The repeated calls of “Right!” and “C’mon!” (I thought they preferred “Amen!”) convince me that the congregation digs it, but I’m underwhelmed.
Where are the snakes? And why is everything in English?
“Any area of life that there is no hope, that is an absolute stronghold of Satan! Let me say it again….”
You already said it 4 times.
Kenny passes me a note: “Can I yell out, ‘Hail Satan!’?”
“Yes,” I write back, knowing he won’t. “Want the zombie book?”
“Nah, I’m not going to be able to concentrate on it with that guy screaming up there.”
The screaming, the endless screaming.
“I’m talking three chins hanging down. I mean, she was big enough to sit next to herself!”
The preacher just told a fat joke? And people are laughing. Oh God.
After two hours of ramblings, the end is nigh. The preacher states that his point is the testimony of Jesus can inspire faith, and so he testifies:
“Back problems, multiple sclerosis, goiters, blindness, all cured by Jesus!”
“The church cured my genital warts,” I whisper.
“Faith cured clubbed feet! Wouldn’t you like to see that?”
Yes, I would, actually. Bring on the fucking miracles already.
To wrap up the night, true believers are called to the stage (“Are you saved or aren’t you, Tom? Get up here!”). 90% of the congregation trickles up front, where the VIP Churchies put their hands on the others’ shoulders to heal them. Nobody speaks in tongues. Not a one.
We’re almost out the door when Jim, a well-dressed, grey-haired gentleman who played guitar on stage earlier, stops us to shake hands and exchange names.
“Have you ever been to a place like this?” he asks.
“I used to be a cokehead. I used to inject cocaine into my arm.”
An elderly woman wearing a wig turns Jim around to say goodbye, giving Kenny and I approximately 7 seconds to get our laughter under control. Did he just say that?
“I used to love drugs, sex, rock and roll. I had an addictive lifestyle.”
And now Jesus is your drug.
“Um… I’m sorry,” I stammer.
“I just wanted to let you know, we’re not all a bunch of Jesus freaks here. A lot of us have been there too. You know what I mean. Not to imply that you two are drug addicts or anything.”
Of course not.
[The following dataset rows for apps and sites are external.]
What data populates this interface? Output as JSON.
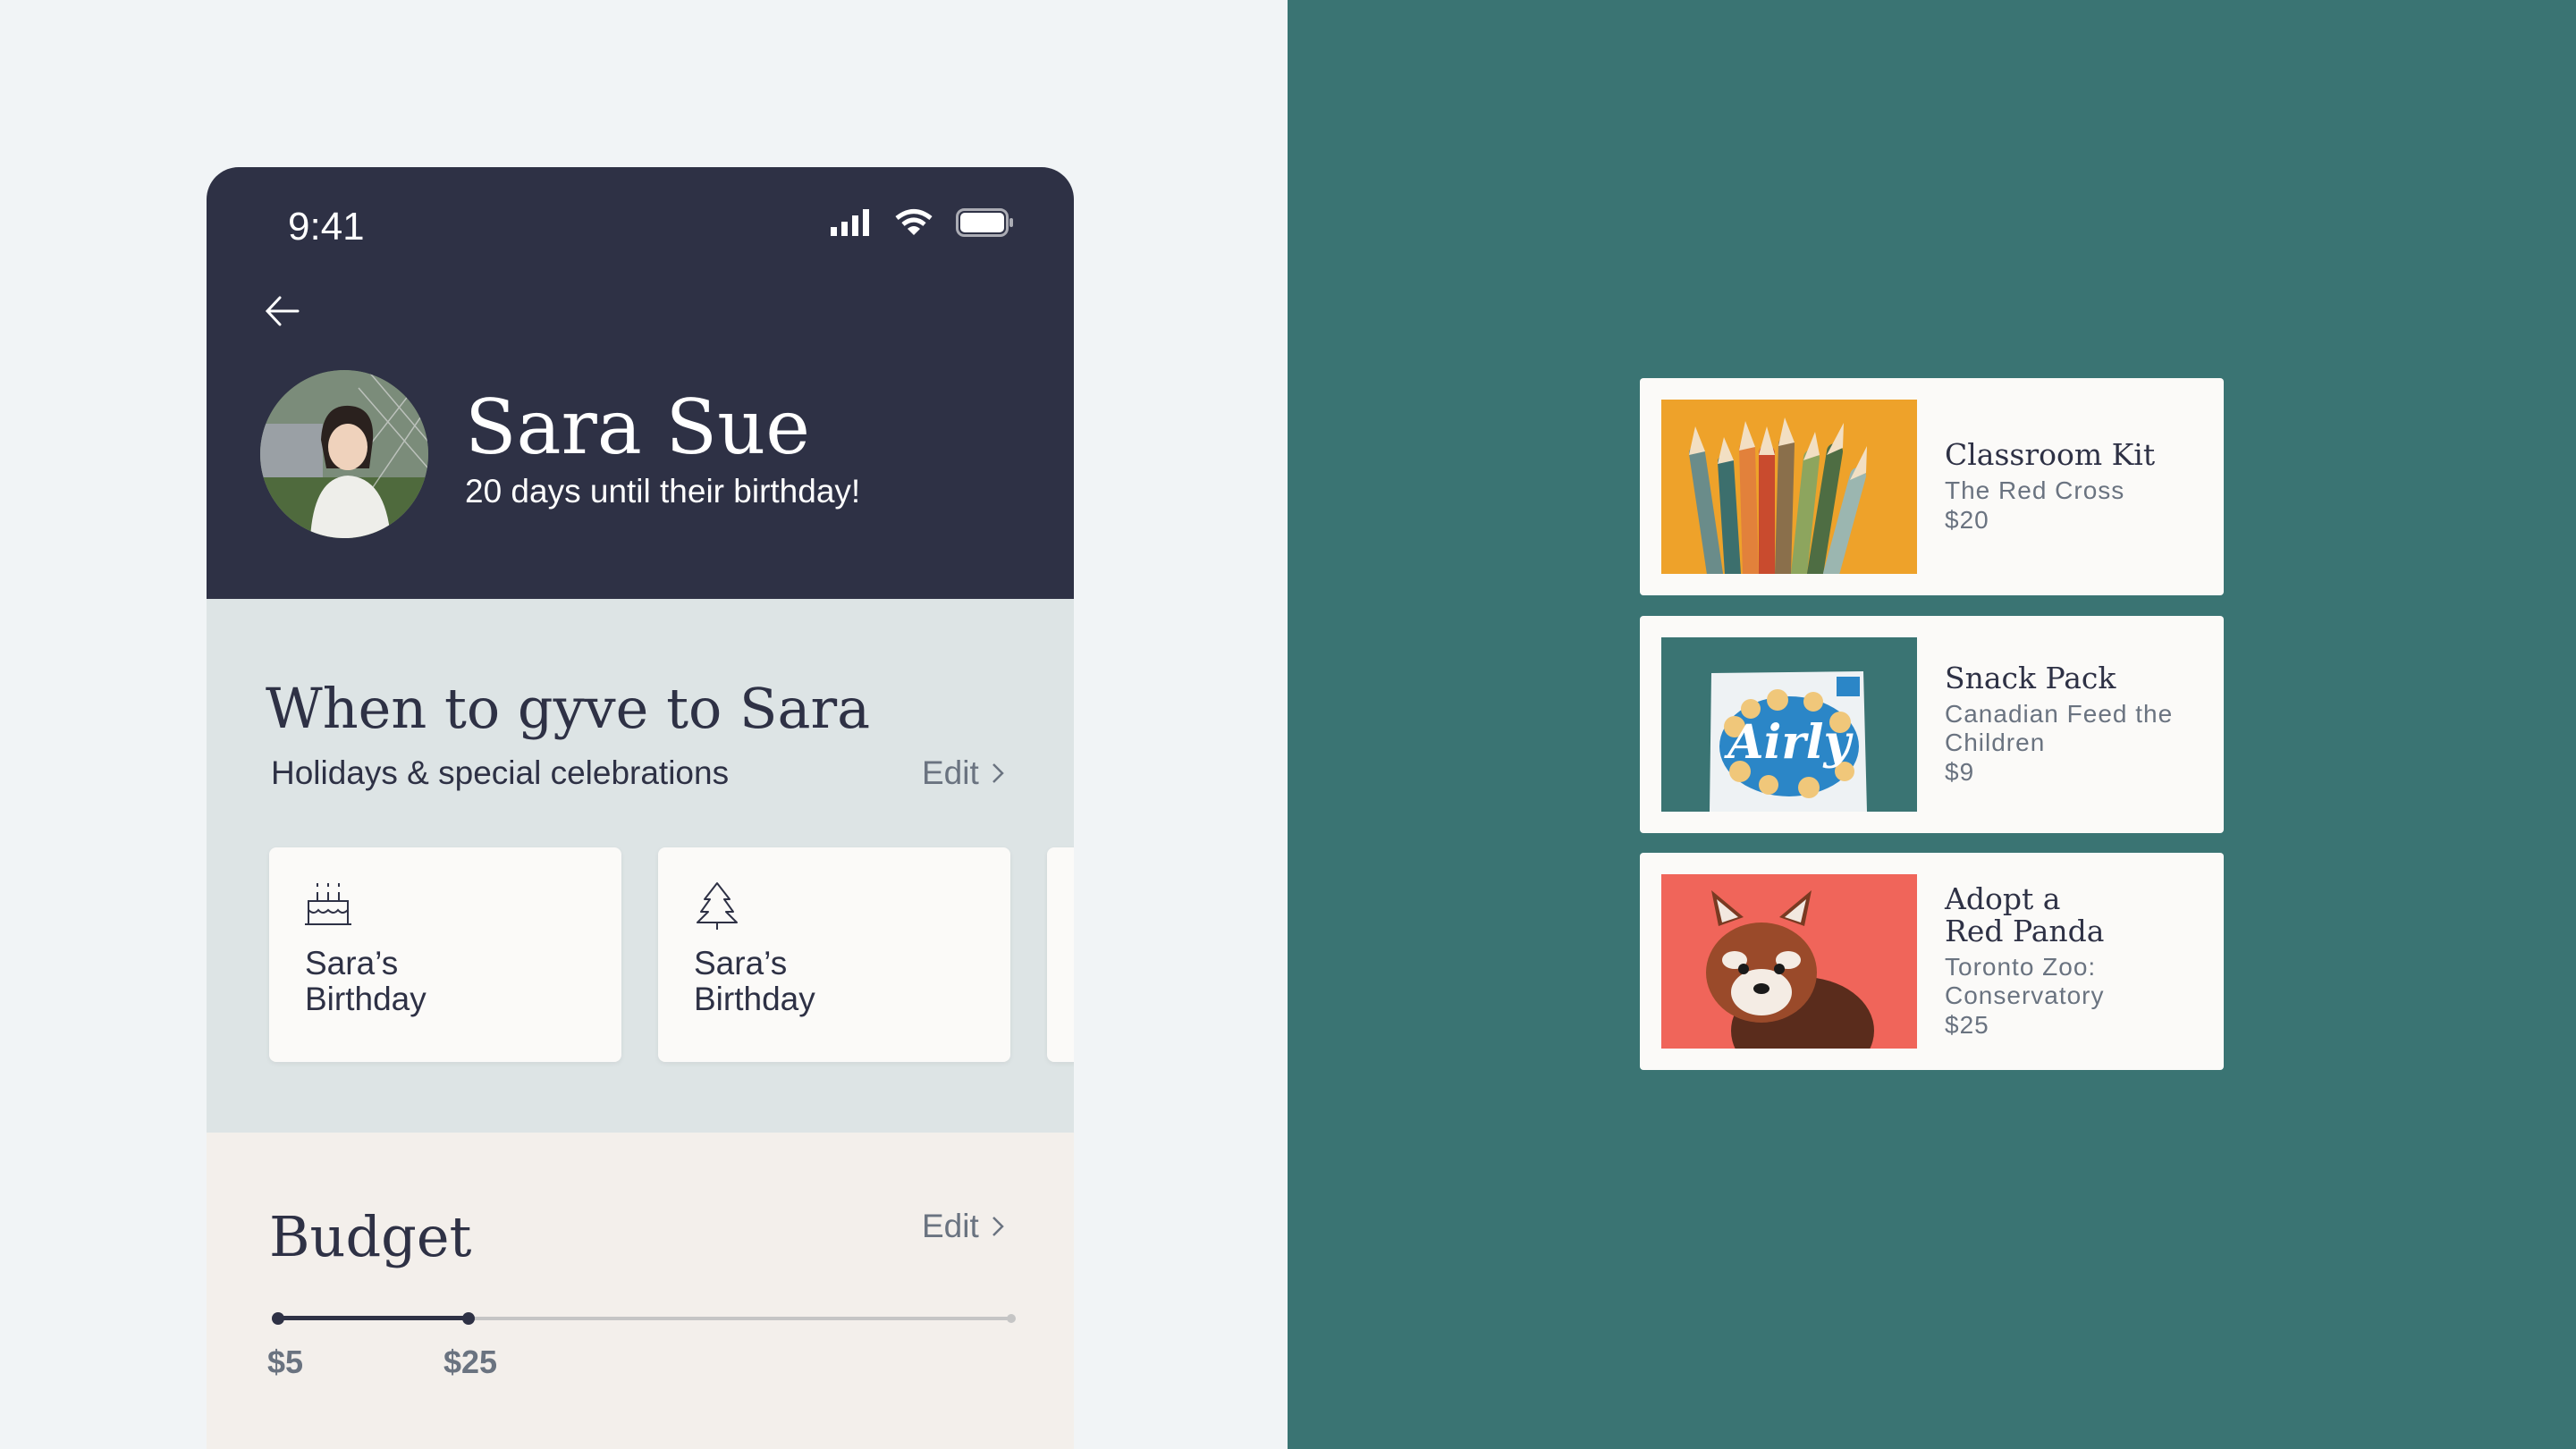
{
  "status_bar": {
    "time": "9:41"
  },
  "profile": {
    "name": "Sara Sue",
    "subtitle": "20 days until their birthday!"
  },
  "when_section": {
    "title": "When to gyve to Sara",
    "subtitle": "Holidays & special celebrations",
    "edit_label": "Edit",
    "cards": [
      {
        "icon": "birthday-cake-icon",
        "label": "Sara’s Birthday"
      },
      {
        "icon": "tree-icon",
        "label": "Sara’s Birthday"
      }
    ]
  },
  "budget": {
    "title": "Budget",
    "edit_label": "Edit",
    "min_label": "$5",
    "max_label": "$25",
    "min_value": 5,
    "selected_value": 25,
    "range_fraction": 0.26
  },
  "gifts": [
    {
      "title": "Classroom Kit",
      "org": "The Red Cross",
      "price": "$20",
      "image": "colored-pencils"
    },
    {
      "title": "Snack Pack",
      "org": "Canadian Feed the Children",
      "price": "$9",
      "image": "snack-box"
    },
    {
      "title": "Adopt a Red Panda",
      "org": "Toronto Zoo: Conservatory",
      "price": "$25",
      "image": "red-panda"
    }
  ],
  "colors": {
    "header": "#2e3145",
    "right_background": "#3a7473",
    "section_blue": "#dde4e5",
    "section_beige": "#f3efeb"
  }
}
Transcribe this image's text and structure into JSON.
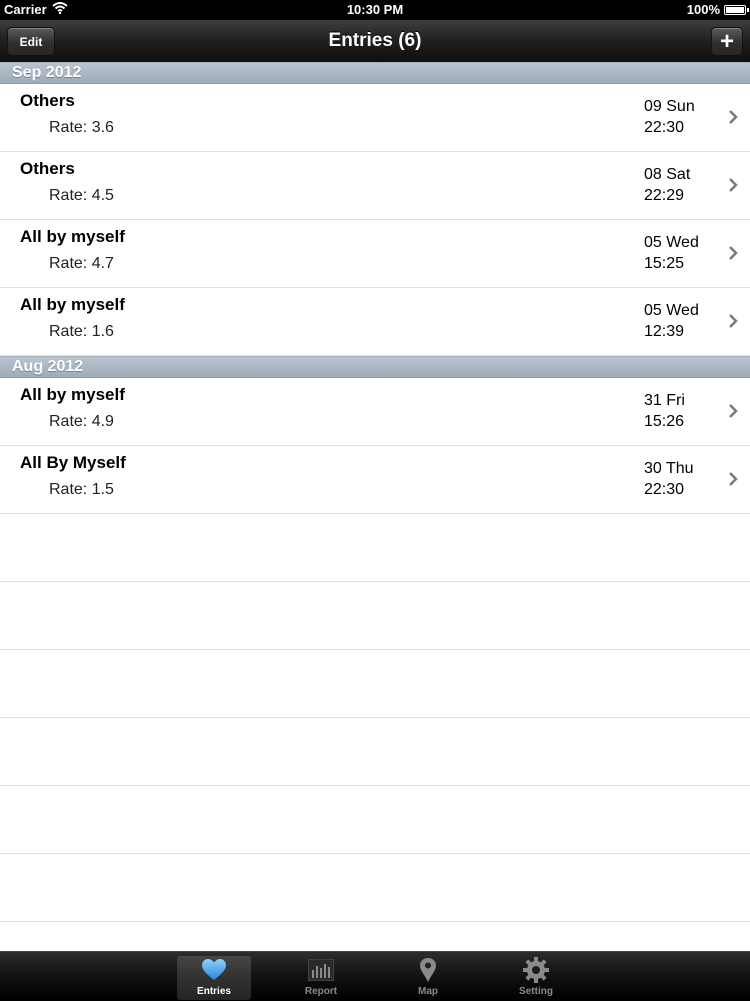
{
  "status_bar": {
    "carrier": "Carrier",
    "time": "10:30 PM",
    "battery": "100%"
  },
  "nav_bar": {
    "title": "Entries (6)",
    "edit_label": "Edit",
    "add_label": "+"
  },
  "sections": [
    {
      "header": "Sep 2012",
      "entries": [
        {
          "title": "Others",
          "rate": "Rate: 3.6",
          "date": "09 Sun",
          "time": "22:30"
        },
        {
          "title": "Others",
          "rate": "Rate: 4.5",
          "date": "08 Sat",
          "time": "22:29"
        },
        {
          "title": "All by myself",
          "rate": "Rate: 4.7",
          "date": "05 Wed",
          "time": "15:25"
        },
        {
          "title": "All by myself",
          "rate": "Rate: 1.6",
          "date": "05 Wed",
          "time": "12:39"
        }
      ]
    },
    {
      "header": "Aug 2012",
      "entries": [
        {
          "title": "All by myself",
          "rate": "Rate: 4.9",
          "date": "31 Fri",
          "time": "15:26"
        },
        {
          "title": "All By Myself",
          "rate": "Rate: 1.5",
          "date": "30 Thu",
          "time": "22:30"
        }
      ]
    }
  ],
  "tab_bar": {
    "tabs": [
      {
        "label": "Entries",
        "icon": "heart-icon",
        "active": true
      },
      {
        "label": "Report",
        "icon": "bar-chart-icon",
        "active": false
      },
      {
        "label": "Map",
        "icon": "map-pin-icon",
        "active": false
      },
      {
        "label": "Setting",
        "icon": "gear-icon",
        "active": false
      }
    ]
  },
  "colors": {
    "accent_blue": "#4aa3e6",
    "section_header": "#a9b6c2",
    "nav_bar": "#1f1f1f"
  }
}
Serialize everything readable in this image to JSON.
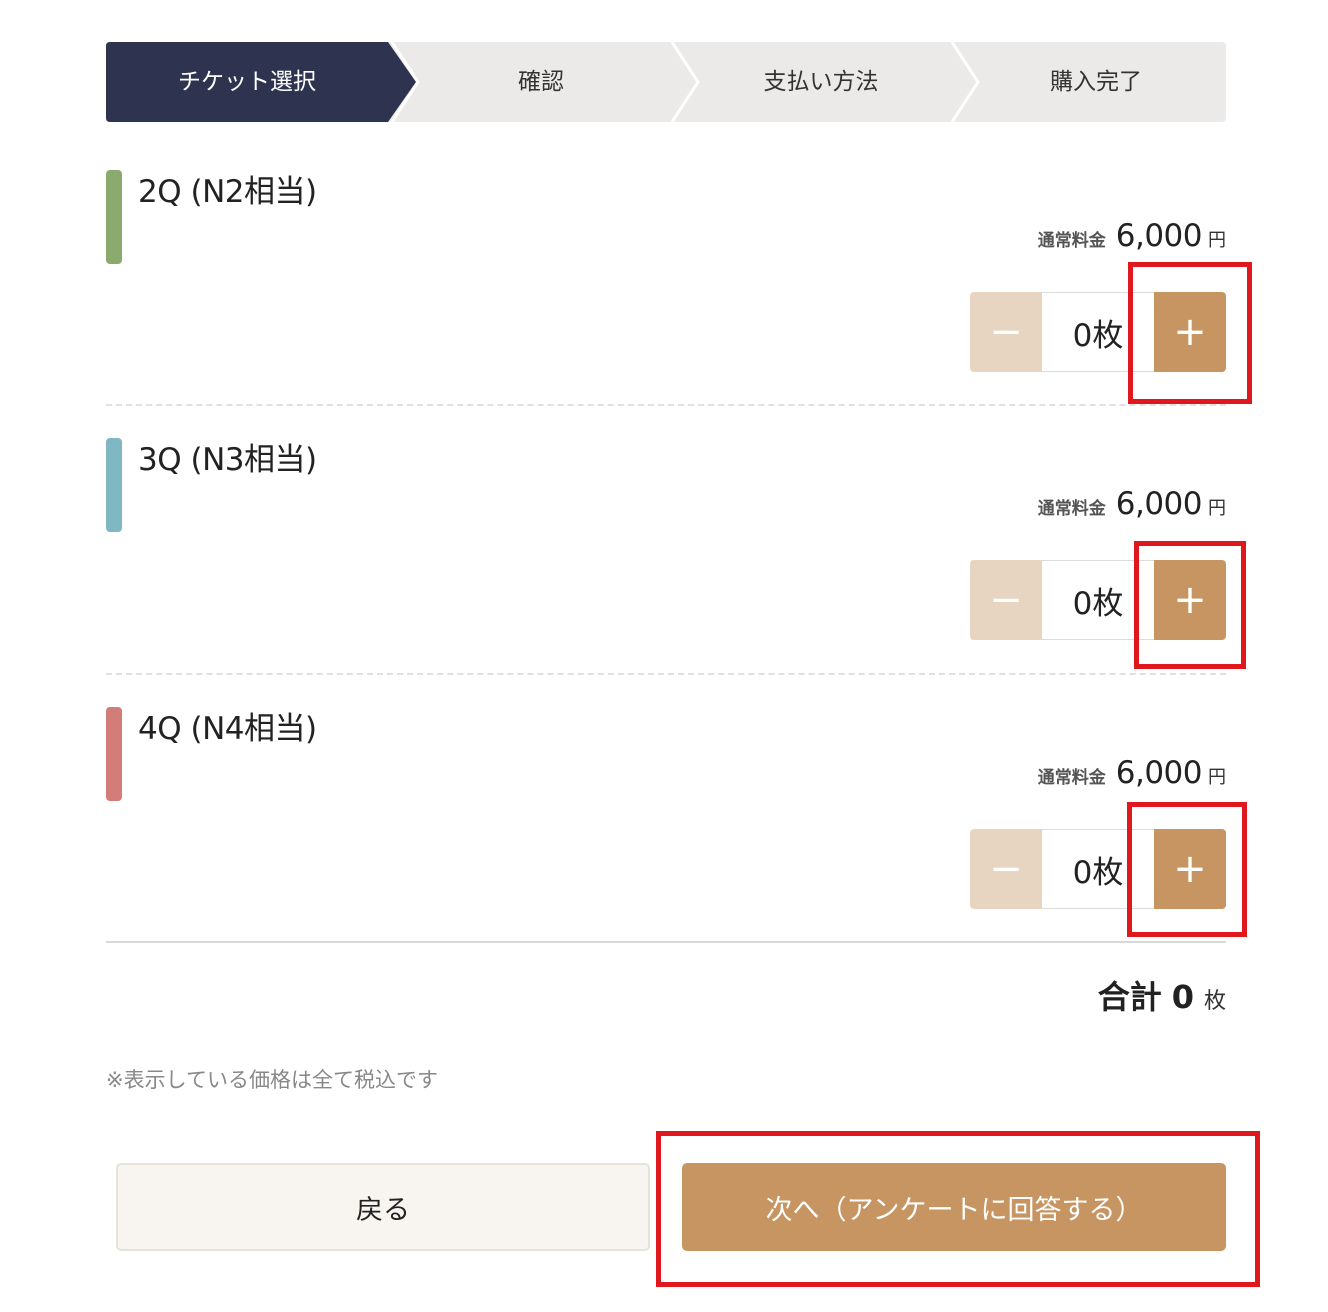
{
  "steps": [
    {
      "label": "チケット選択",
      "active": true
    },
    {
      "label": "確認",
      "active": false
    },
    {
      "label": "支払い方法",
      "active": false
    },
    {
      "label": "購入完了",
      "active": false
    }
  ],
  "colors": {
    "step_active": "#2e3450",
    "step_inactive": "#ebeae8",
    "accent": "#c69561",
    "minus_disabled": "#e7d5c1",
    "highlight": "#e0181d"
  },
  "tickets": [
    {
      "name": "2Q (N2相当)",
      "color": "#8aaa6e",
      "price_label": "通常料金",
      "price": "6,000",
      "price_unit": "円",
      "quantity": "0枚",
      "minus": "−",
      "plus": "+"
    },
    {
      "name": "3Q (N3相当)",
      "color": "#7fb7c2",
      "price_label": "通常料金",
      "price": "6,000",
      "price_unit": "円",
      "quantity": "0枚",
      "minus": "−",
      "plus": "+"
    },
    {
      "name": "4Q (N4相当)",
      "color": "#d27d78",
      "price_label": "通常料金",
      "price": "6,000",
      "price_unit": "円",
      "quantity": "0枚",
      "minus": "−",
      "plus": "+"
    }
  ],
  "total": {
    "label": "合計",
    "value": "0",
    "unit": "枚"
  },
  "note": "※表示している価格は全て税込です",
  "buttons": {
    "back": "戻る",
    "next": "次へ（アンケートに回答する）"
  }
}
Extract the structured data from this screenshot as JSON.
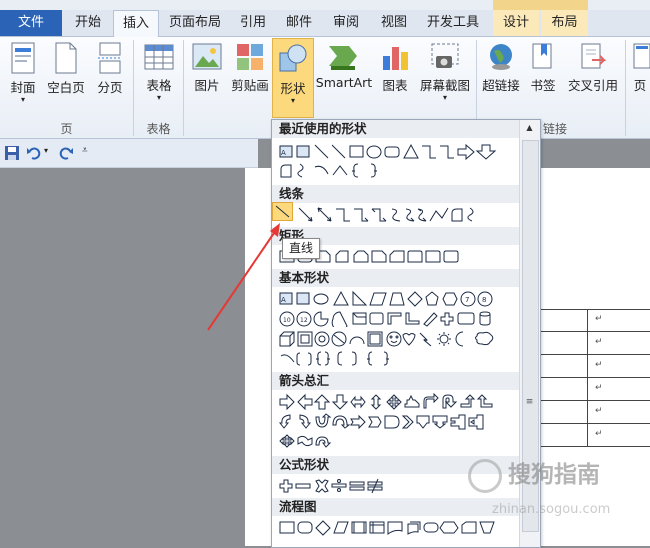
{
  "tabs": {
    "file": "文件",
    "home": "开始",
    "insert": "插入",
    "layout": "页面布局",
    "references": "引用",
    "mailings": "邮件",
    "review": "审阅",
    "view": "视图",
    "developer": "开发工具",
    "design": "设计",
    "table_layout": "布局"
  },
  "ribbon": {
    "cover": "封面",
    "blank": "空白页",
    "break": "分页",
    "table": "表格",
    "picture": "图片",
    "clipart": "剪贴画",
    "shapes": "形状",
    "smartart": "SmartArt",
    "chart": "图表",
    "screenshot": "屏幕截图",
    "hyperlink": "超链接",
    "bookmark": "书签",
    "crossref": "交叉引用",
    "header_partial": "页",
    "group_pages": "页",
    "group_tables": "表格",
    "group_links_partial": "链接"
  },
  "dropdown": {
    "recent": "最近使用的形状",
    "lines": "线条",
    "rect_partial": "矩形",
    "basic": "基本形状",
    "arrows": "箭头总汇",
    "equation": "公式形状",
    "flowchart": "流程图"
  },
  "tooltip": "直线",
  "watermark": {
    "main": "搜狗指南",
    "sub": "zhinan.sogou.com"
  },
  "colors": {
    "accent": "#2b63b6",
    "highlight": "#fbd97c",
    "arrow": "#e53935"
  }
}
“But this is real. Some people here tonight have seen people raised from the dead.”
He asks if he can pray for us. He holds our hands between his, bows his head and rambles on for a few awkward minutes, pleading for God to enter our bodies.
I try to clear my mind, to prepare myself for the imminent tongue-speaking, but when he’s done, all I can spit out is, “Sorry nothing happened.”
Coke-head Jim gives us his business card and tells us to call if we ever want to get coffee and hear more about Jesus.
Speeding out of the parking lot, I say to Kenny, “Thank you so much for coming to that hellhole with me tonight. I so owe you a blowjob.”
“Oh my God, you so do.”
Here’s something else I wrote about religion and atheism: